But the bottom line was that he didn’t know how to live a civilian life any longer. He could never be the family man with the house in the suburbs, the wife, the two kids, and the dog. The only way he knew how to go on was to keep fighting.
Despite all of his abilities, his competence, his ability to keep her bodily safe, he is not a good bet emotionally.
Natalie deserved a full and happy life with a man who wasn’t fucked up or in the line of fire, and he aimed to see she got her chance at it. He would get her safely home even if it cost him every last drop of his blood. But then they would go their separate ways. It sucked for him, really, because if ever he’d met a woman who made him feel . . .
Of course, this is a sort of paternalism in and of itself. In other words, Zach knows best here when really, maybe Natalie would rather have a few years with Zach than none at all. (And this is later brought to bear as Zach agrees that life is only worth living if he is with Natalie). By removing himself from her sphere, she doesn’t get to make that decision. (This is the crux of the conflict in Miranda Lee’s Not a Marrying Man).
Allowing someone to take care of you implies a lot of trust. In other words, by ceding control to the partner, the heroine has to know that the other person will still hold her with the same esteem. With someone you trust, the power exchange can happen. I think it is important that in each of the scenarios above, the heroines are asked permission. With the Navy SEAL archetype, men are not only trustworthy, but honorable and full of integrity. This type will understand that the directive is not to get in take control and hold control, but to take control for the moment in time that it is allowable. Let me take care of you.
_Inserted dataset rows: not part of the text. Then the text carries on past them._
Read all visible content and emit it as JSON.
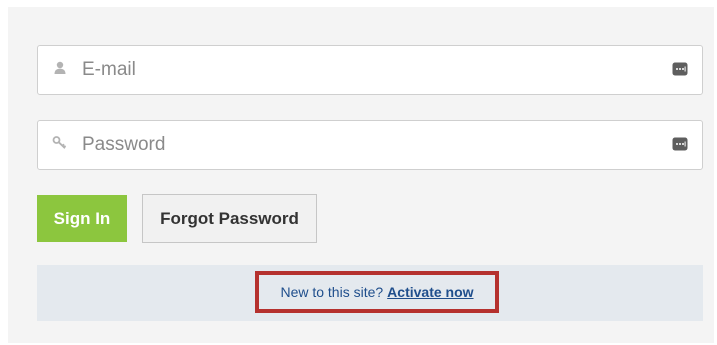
{
  "form": {
    "email": {
      "placeholder": "E-mail",
      "value": "",
      "icon": "user-icon"
    },
    "password": {
      "placeholder": "Password",
      "value": "",
      "icon": "key-icon"
    },
    "autofill_icon": "password-manager-icon",
    "sign_in_label": "Sign In",
    "forgot_label": "Forgot Password"
  },
  "activate": {
    "prompt": "New to this site?",
    "link_label": "Activate now"
  },
  "colors": {
    "sign_in_bg": "#8cc63e",
    "highlight_border": "#b5312e",
    "link": "#1f4e8c",
    "activate_bar_bg": "#e4e9ee"
  }
}
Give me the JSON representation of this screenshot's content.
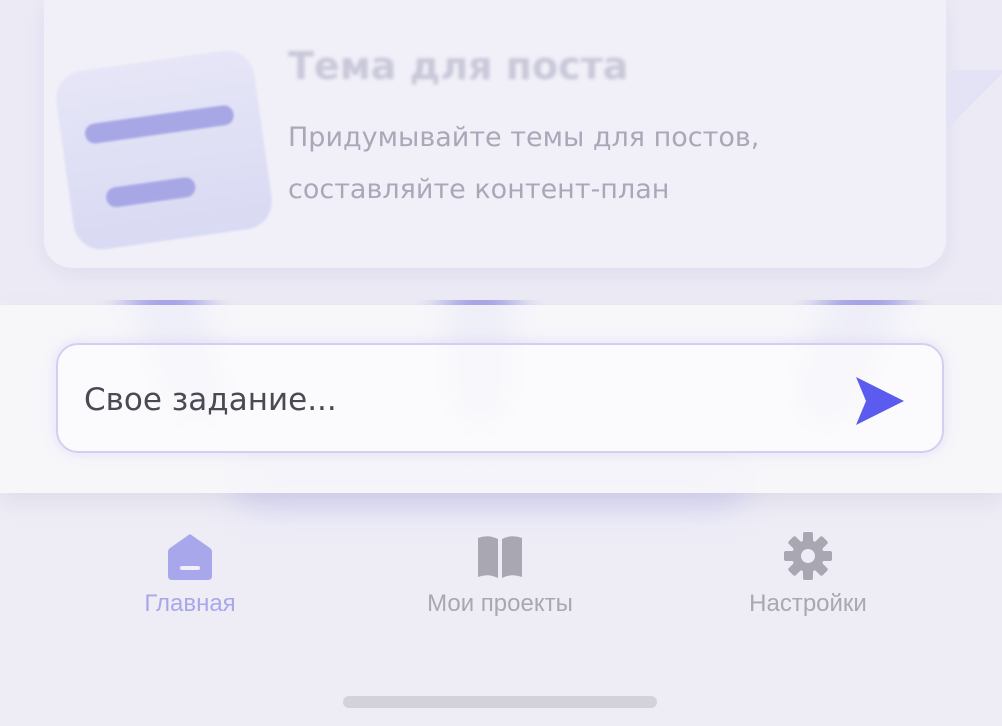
{
  "card": {
    "title": "Тема для поста",
    "description_line1": "Придумывайте темы для постов,",
    "description_line2": "составляйте контент-план"
  },
  "task_input": {
    "placeholder": "Свое задание...",
    "send_icon": "send-arrow-icon"
  },
  "tabbar": {
    "tabs": [
      {
        "label": "Главная",
        "icon": "home-icon",
        "active": true
      },
      {
        "label": "Мои проекты",
        "icon": "book-icon",
        "active": false
      },
      {
        "label": "Настройки",
        "icon": "gear-icon",
        "active": false
      }
    ]
  },
  "colors": {
    "accent": "#5b5bf0",
    "active_tab": "#a9a7ec",
    "inactive_tab": "#a8a7b2",
    "background": "#eeedf6"
  }
}
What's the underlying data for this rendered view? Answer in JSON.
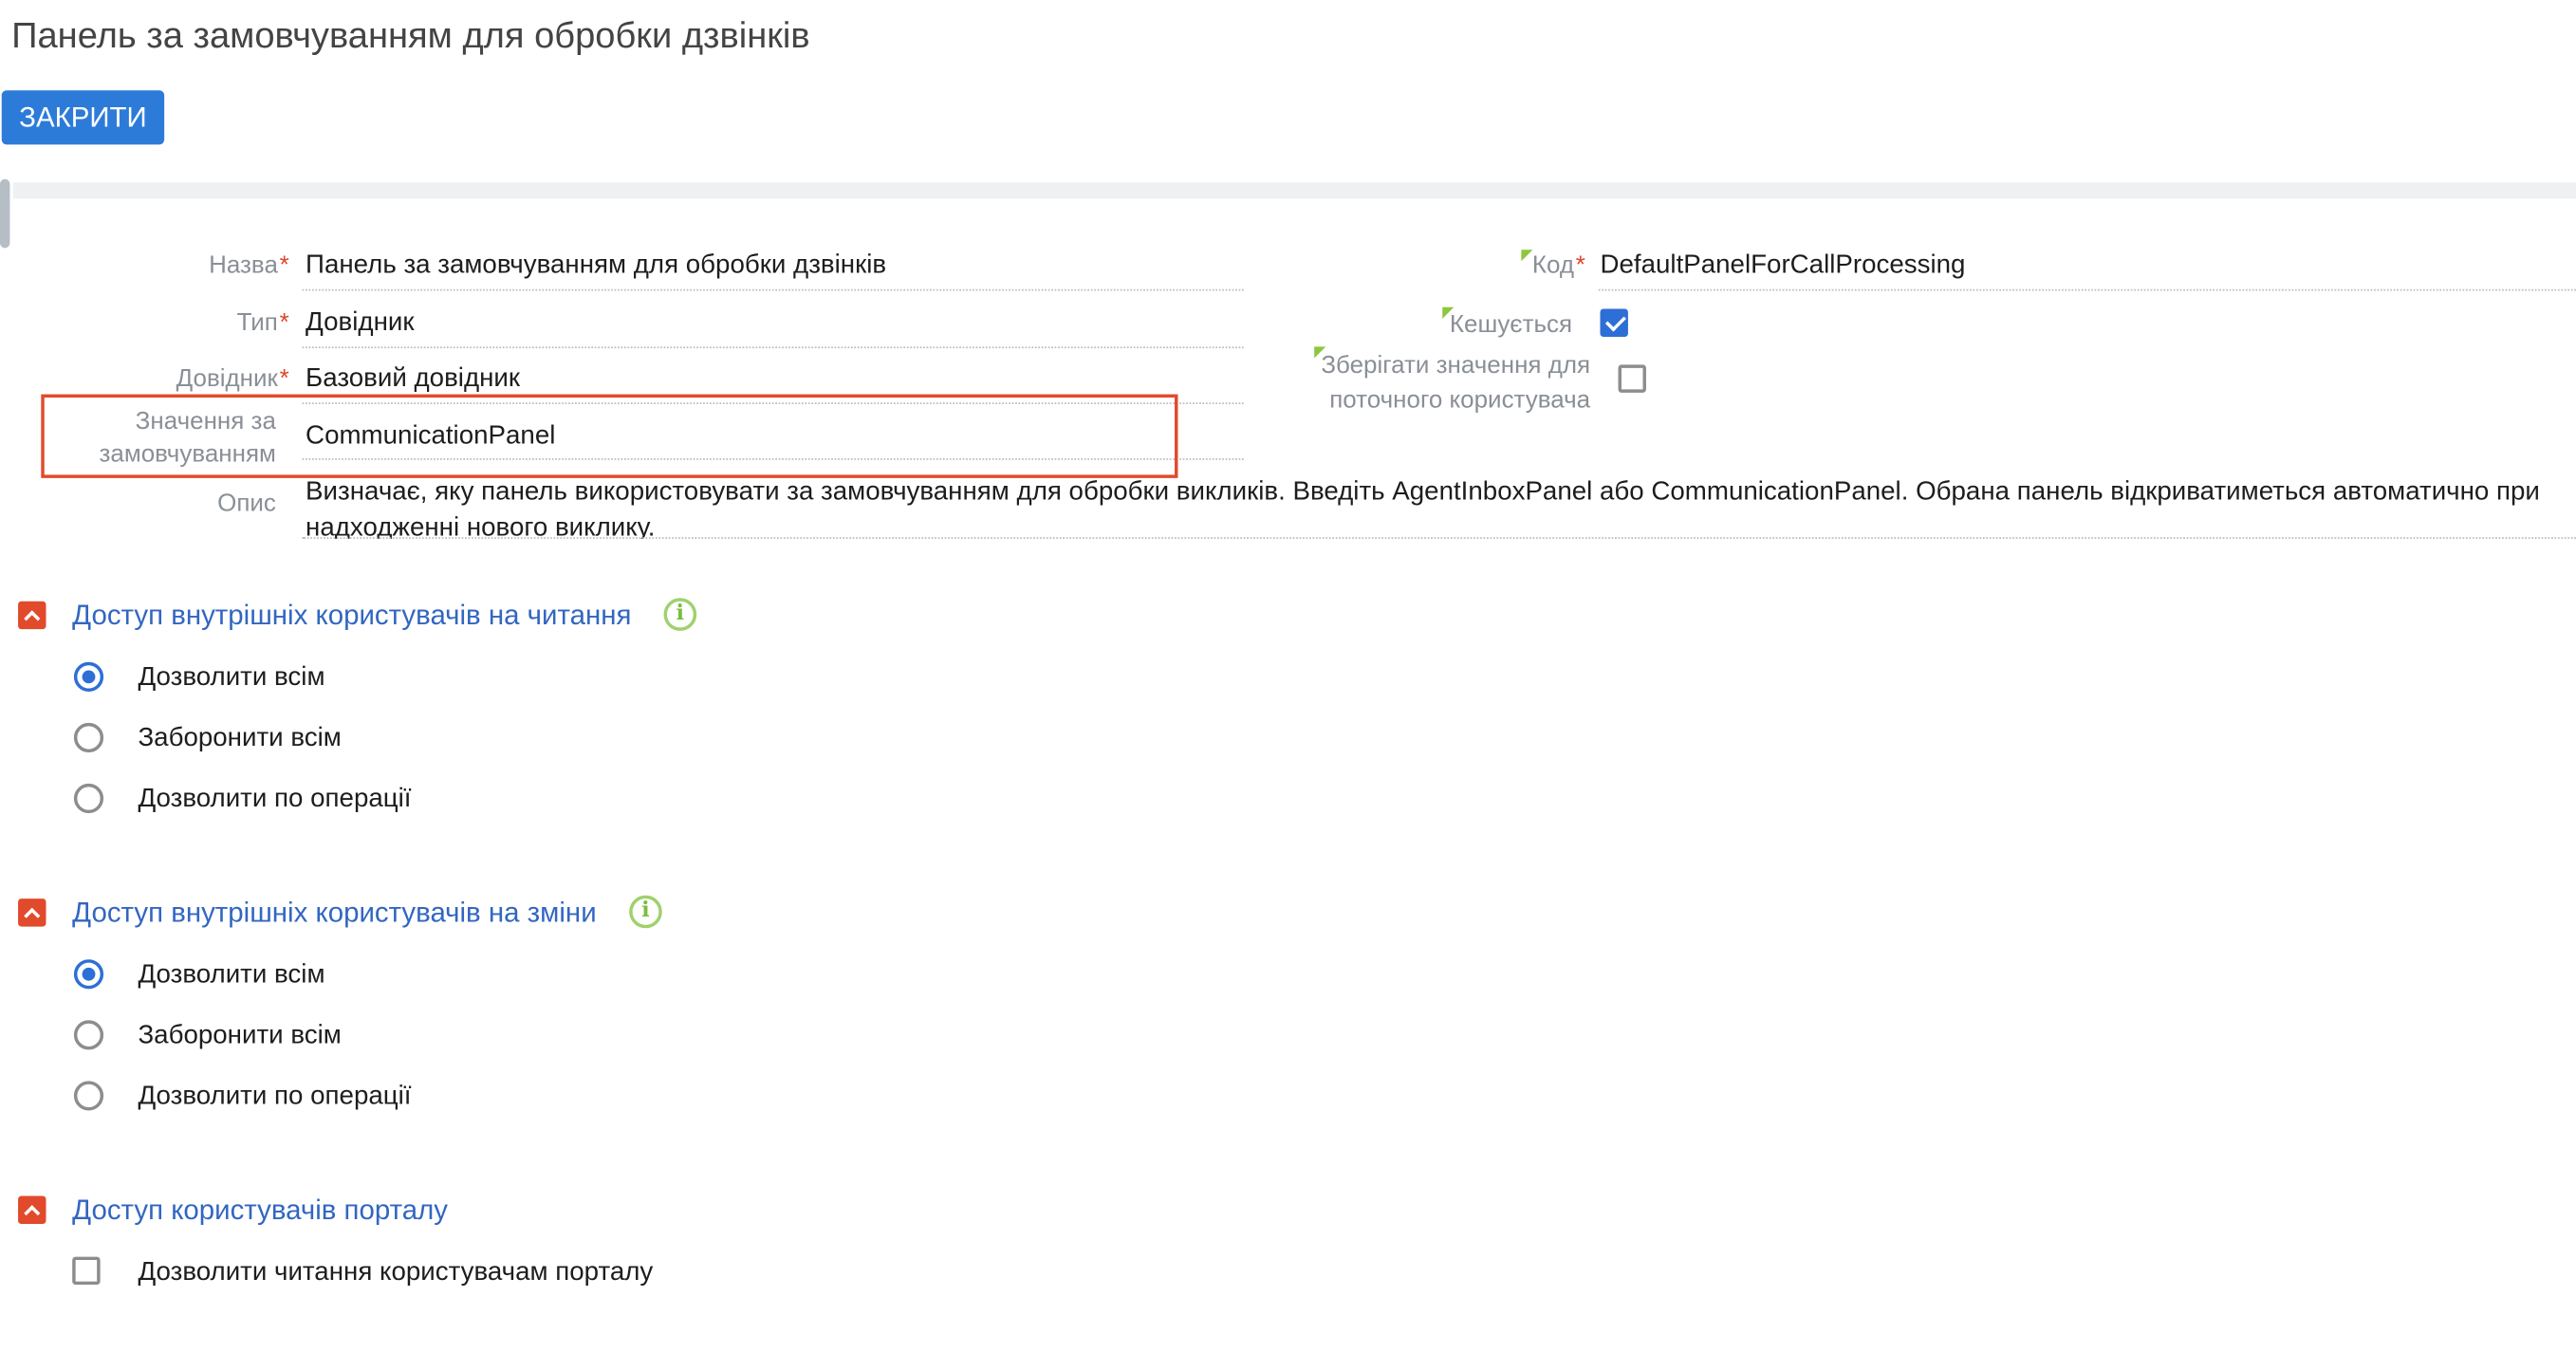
{
  "page": {
    "title": "Панель за замовчуванням для обробки дзвінків",
    "close_button": "ЗАКРИТИ"
  },
  "form": {
    "name": {
      "label": "Назва",
      "value": "Панель за замовчуванням для обробки дзвінків"
    },
    "type": {
      "label": "Тип",
      "value": "Довідник"
    },
    "lookup": {
      "label": "Довідник",
      "value": "Базовий довідник"
    },
    "default_value": {
      "label_line1": "Значення за",
      "label_line2": "замовчуванням",
      "value": "CommunicationPanel"
    },
    "description": {
      "label": "Опис",
      "value": "Визначає, яку панель використовувати за замовчуванням для обробки викликів. Введіть AgentInboxPanel або CommunicationPanel. Обрана панель відкриватиметься автоматично при надходженні нового виклику."
    },
    "code": {
      "label": "Код",
      "value": "DefaultPanelForCallProcessing"
    },
    "cached": {
      "label": "Кешується",
      "checked": true
    },
    "per_user": {
      "label_line1": "Зберігати значення для",
      "label_line2": "поточного користувача",
      "checked": false
    }
  },
  "sections": {
    "read_access": {
      "title": "Доступ внутрішніх користувачів на читання",
      "info_icon": "info-icon",
      "options": [
        "Дозволити всім",
        "Заборонити всім",
        "Дозволити по операції"
      ],
      "selected": 0
    },
    "edit_access": {
      "title": "Доступ внутрішніх користувачів на зміни",
      "info_icon": "info-icon",
      "options": [
        "Дозволити всім",
        "Заборонити всім",
        "Дозволити по операції"
      ],
      "selected": 0
    },
    "portal_access": {
      "title": "Доступ користувачів порталу",
      "checkbox_label": "Дозволити читання користувачам порталу",
      "checked": false
    }
  },
  "colors": {
    "accent_blue": "#2d7bd9",
    "checkbox_blue": "#2d6fd6",
    "section_title": "#3266c1",
    "required_red": "#e0452b",
    "toggle_red": "#e24a2c",
    "info_green": "#9fd16d"
  }
}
I think that the appeal of the Navy SEAL archetype is less knowing where your clitoris is and more the concept that this is a type of man who will go to the ends of the earth to take care of you. The fantasy power balance is that he is emotionally fulfilled if you let him and the heroine ultimately controls the hero’s emotional happiness. I’ll leave you with this excerpt from Blue Eyed Devil.
Jack grinned. “I almost pity the bastard. Okay — you handle Cates, and I’ll set Dad straight on a few things.”
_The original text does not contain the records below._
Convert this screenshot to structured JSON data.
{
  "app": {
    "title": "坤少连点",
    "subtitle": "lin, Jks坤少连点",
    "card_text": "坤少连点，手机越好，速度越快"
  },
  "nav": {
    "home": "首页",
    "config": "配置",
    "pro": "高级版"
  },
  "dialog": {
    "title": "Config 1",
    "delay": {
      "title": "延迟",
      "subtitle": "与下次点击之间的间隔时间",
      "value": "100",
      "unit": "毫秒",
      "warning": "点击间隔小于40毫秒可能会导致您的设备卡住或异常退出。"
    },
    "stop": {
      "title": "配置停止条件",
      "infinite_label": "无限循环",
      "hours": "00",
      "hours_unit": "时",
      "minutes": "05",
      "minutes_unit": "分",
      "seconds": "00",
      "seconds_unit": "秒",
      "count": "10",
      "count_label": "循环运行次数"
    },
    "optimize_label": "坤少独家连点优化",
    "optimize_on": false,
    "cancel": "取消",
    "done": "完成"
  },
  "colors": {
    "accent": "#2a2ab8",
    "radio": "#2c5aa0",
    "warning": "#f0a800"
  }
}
“No,” I said automatically, “don’t do anything about Dad. You can’t fix my relationship with him.”
“I can block or run interference.”
“Thanks, Jack, but I don’t need blocking, and I really don’t need any more interference.”
He looked annoyed. “Well, why did you waste all that time complaining to me if you didn’t want me to do something about it?”
“I don’t want you to fix my problems. I just wanted you to listen.”
“Hang it all, Haven, talk to a girlfriend if all you want is a pair of ears. Guys hate it when you give us a problem and then don’t let us do something about it. It makes us feel bad. And then the only way to make ourselves feel better is to rip a phone book in two or blow something up. So let’s get this straight — I’m not a good listener. I’m a guy.”